6 months ago
MAD Architects, a Chinese firm behind such beautiful buildings as the Harbin Opera House, has unveiled two separate designs for George Lucas’ new museum in California. The first project is primed for a site on Treasure Island in San Francisco, with the second, for Exposition Park in Los Angeles. The competing proposals came four months after the Lucas Museum of Narrative Art pulled its bid to settle the museum in Chicago due to strong community resistance (a rebel alliance, if you will).
While the designs for the San Francisco and Los Angeles proposals have their unique attributes, the two are sculpted in the fluid, sinuous style that has become the trademark of MAD. Drawing from its usual earthly inspirations, the Chinese architecture group made both projects appear cloud-like, elevated with room for pedestrian space underneath.

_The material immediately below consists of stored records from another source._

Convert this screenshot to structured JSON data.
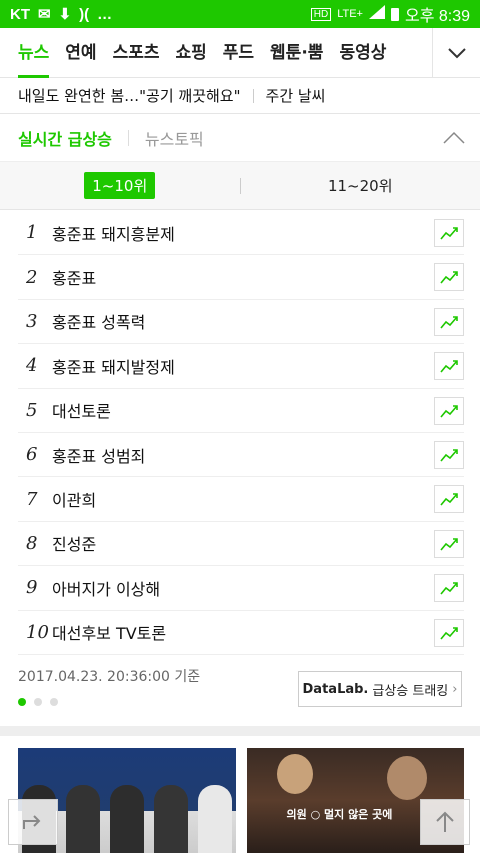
{
  "status": {
    "carrier": "KT",
    "time_label": "오후 8:39",
    "network": "LTE+"
  },
  "tabs": [
    {
      "label": "뉴스",
      "active": true
    },
    {
      "label": "연예",
      "active": false
    },
    {
      "label": "스포츠",
      "active": false
    },
    {
      "label": "쇼핑",
      "active": false
    },
    {
      "label": "푸드",
      "active": false
    },
    {
      "label": "웹툰·뿜",
      "active": false
    },
    {
      "label": "동영상",
      "active": false
    }
  ],
  "headline": {
    "main": "내일도 완연한 봄…\"공기 깨끗해요\"",
    "side": "주간 날씨"
  },
  "section": {
    "tab_realtime": "실시간 급상승",
    "tab_newstopic": "뉴스토픽"
  },
  "range": {
    "tab_1": "1~10위",
    "tab_2": "11~20위"
  },
  "ranking": [
    {
      "rank": "1",
      "keyword": "홍준표 돼지흥분제"
    },
    {
      "rank": "2",
      "keyword": "홍준표"
    },
    {
      "rank": "3",
      "keyword": "홍준표 성폭력"
    },
    {
      "rank": "4",
      "keyword": "홍준표 돼지발정제"
    },
    {
      "rank": "5",
      "keyword": "대선토론"
    },
    {
      "rank": "6",
      "keyword": "홍준표 성범죄"
    },
    {
      "rank": "7",
      "keyword": "이관희"
    },
    {
      "rank": "8",
      "keyword": "진성준"
    },
    {
      "rank": "9",
      "keyword": "아버지가 이상해"
    },
    {
      "rank": "10",
      "keyword": "대선후보 TV토론"
    }
  ],
  "footer": {
    "timestamp": "2017.04.23. 20:36:00 기준",
    "datalab_brand": "DataLab.",
    "datalab_label": "급상승 트래킹"
  },
  "thumb2_caption": "의원 ○ 멀지 않은 곳에"
}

Besides MAD’s work on the venue in Harbin, the firm is also behind the Absolute Towers in Canada and its collaboration on the Chicago proposal. Many rejected the museum based on its location, because it was next to a protected river-way, while others opposed the circus tent–like design, comparing it to the corpulent character from Star Wars, Jabba the Hutt.
Nestled in between the Coliseum and the Natural History Museum, the Los Angeles proposal looks like a crash-landed spaceship with overgrown foliage in Exposition Park. Set in what’s currently a parking lot, the 275,00-square-foot museum will be surrounded by six to seven acres of lawn. On the building’s roof, there will be more public greenspace with tree-covered terraces. Below ground, the plan accommodates parking for more than 1,800 cars.

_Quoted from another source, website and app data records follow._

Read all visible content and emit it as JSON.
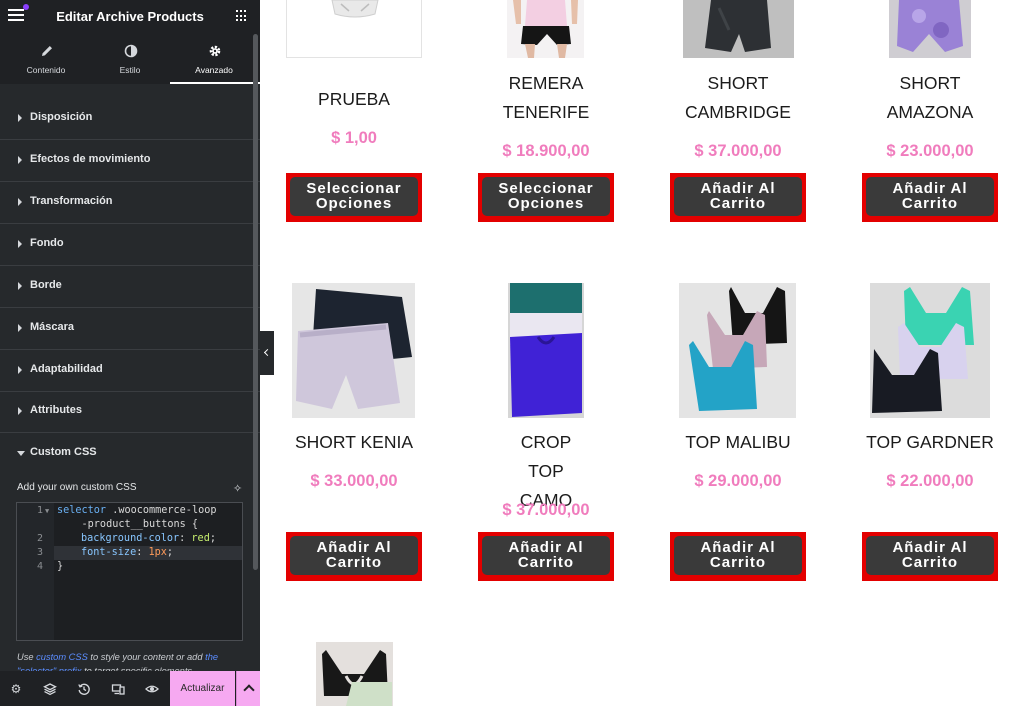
{
  "sidebar": {
    "title": "Editar Archive Products",
    "tabs": [
      {
        "label": "Contenido",
        "icon": "pencil-icon"
      },
      {
        "label": "Estilo",
        "icon": "half-circle-icon"
      },
      {
        "label": "Avanzado",
        "icon": "gear-icon",
        "active": true
      }
    ],
    "sections": [
      {
        "label": "Disposición"
      },
      {
        "label": "Efectos de movimiento"
      },
      {
        "label": "Transformación"
      },
      {
        "label": "Fondo"
      },
      {
        "label": "Borde"
      },
      {
        "label": "Máscara"
      },
      {
        "label": "Adaptabilidad"
      },
      {
        "label": "Attributes"
      },
      {
        "label": "Custom CSS",
        "expanded": true
      }
    ],
    "custom_css": {
      "label": "Add your own custom CSS",
      "line_numbers": [
        "1",
        "2",
        "3",
        "4"
      ],
      "code": {
        "l1_sel": "selector",
        "l1_rest": " .woocommerce-loop",
        "l1b": "    -product__buttons {",
        "l2_prop": "background-color",
        "l2_colon": ": ",
        "l2_val": "red",
        "l2_end": ";",
        "l3_prop": "font-size",
        "l3_colon": ": ",
        "l3_val": "1px",
        "l3_end": ";",
        "l4": "}"
      },
      "help": {
        "t1": "Use ",
        "link1": "custom CSS",
        "t2": " to style your content or add ",
        "link2": "the \"selector\" prefix",
        "t3": " to target specific elements."
      }
    },
    "footer": {
      "icons": [
        "gear-icon",
        "layers-icon",
        "history-icon",
        "responsive-icon",
        "eye-icon"
      ],
      "update_label": "Actualizar"
    }
  },
  "colors": {
    "accent": "#f6a9f1",
    "price": "#f07cbd",
    "button_border": "#e30000",
    "button_bg": "#3a3a3a"
  },
  "products": [
    {
      "name": "PRUEBA",
      "price": "$ 1,00",
      "button": "Seleccionar Opciones"
    },
    {
      "name": "REMERA TENERIFE",
      "price": "$ 18.900,00",
      "button": "Seleccionar Opciones"
    },
    {
      "name": "SHORT CAMBRIDGE",
      "price": "$ 37.000,00",
      "button": "Añadir Al Carrito"
    },
    {
      "name": "SHORT AMAZONA",
      "price": "$ 23.000,00",
      "button": "Añadir Al Carrito"
    },
    {
      "name": "SHORT KENIA",
      "price": "$ 33.000,00",
      "button": "Añadir Al Carrito"
    },
    {
      "name": "CROP TOP CAMO",
      "price": "$ 37.000,00",
      "button": "Añadir Al Carrito"
    },
    {
      "name": "TOP MALIBU",
      "price": "$ 29.000,00",
      "button": "Añadir Al Carrito"
    },
    {
      "name": "TOP GARDNER",
      "price": "$ 22.000,00",
      "button": "Añadir Al Carrito"
    }
  ]
}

Up the coast in the Bay Area, the Treasure Island proposal comprises the same square footage as the L.A. design. The San Francisco project would be located right along the water, leading some to wonder if it will face the same pushback as the Chicago one. If chosen as its final location, the museum would be part of a mammoth redevelopment plan involving 300 acres of parks and two residential neighborhoods on Treasure Island, a man-made island created for the 1939 World’s Fair.